The Chattanooga Housing Authority is exposing public housing teenagers to career choices, offering them role models and an opportunity to get a job.
The deal includes a $300 stipend for all youths who complete the Destiny program and a job opportunity for those with the aptitude for the work.
"We're trying to reach residents with a holistic approach to provide them access to resources," said Carol Johnson, CHA's director of resident services. This is the first time the Chattanooga Housing Authority has made such an offer to public housing teenagers.
But out of 270 invitations sent to youths ages 13 to 18, only 15 teens responded. And only 11 of them showed up for CHA's interview.
These 11 students will be program pioneers, said CHA officials.
If they do well, CHA will seek more students next summer.
The program includes job shadowing with CHA employees. Students who do well will be hired to work in the Section 8 office.
"If they're good at it and they're hard workers, we would like to keep them," said Betsy McCright, CHA's executive director.
The main goal is to expand students' understanding of career options that may be available to them, McCright said.
CHA's Destiny mentoring program started this week and ends Aug. 1. Youths meet at least four hours a day, five days a week to hear mentors discuss their careers and the steps they took for employment.
Local author and entrepreneur Gary Highfield is among nine people who have volunteered to be mentors.
"The message is what is possible for other people is possible for you," said Highfield. "Where you are is not who you are."
Highfield, author of "When 'Want To' becomes 'Have To!,'" talked to youths about being a stockbroker. It's not just a job for someone else, he said, it could be a job for you, he told them.
He also distributed copies of his book, which describes how he grew up having five stepfathers while never knowing his own father. As he has overcome obstacles, he wants to encourage youths to do the same.
CHA said it wants to get enough mentors to pair one with each student. The mentors are expected to talk with youths about their careers, help them set goals and communicate with them throughout the school year.
The Urban League, Center for Nonprofit and OnPoint representatives will lead the youths in training sessions on conflict resolution and communication. And the youths will research and write about their career goals and learn about other careers they may have not considered, said Johnson.
Fourteen-year-old Demontye Hudgins said he participates in Destiny to "stay out of trouble and learn job experience."

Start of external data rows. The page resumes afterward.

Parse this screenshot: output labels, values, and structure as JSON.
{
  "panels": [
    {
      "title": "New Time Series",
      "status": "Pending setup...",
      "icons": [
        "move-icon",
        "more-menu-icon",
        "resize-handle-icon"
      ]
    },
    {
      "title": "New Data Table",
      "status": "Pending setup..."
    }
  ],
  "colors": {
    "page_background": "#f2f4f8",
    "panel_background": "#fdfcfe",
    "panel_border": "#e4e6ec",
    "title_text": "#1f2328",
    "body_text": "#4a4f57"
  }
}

The rising Hixson High School ninth-grader said he wants to play professional football or be a crime investigator.
Sixteen-year-old Kezia Jones wants to be a CHA housing inspector like her older sister.
And 16-year-old Ophelia Davis said she is destined for show business.
"I'm going to need you to be my security," she said to CHA Police Chief Felix Vess, who spoke about law enforcement. "I'm going to live in a big house and be a professional model."
Contact staff writer Yolanda Putman at email@example.com or 423-757-6431.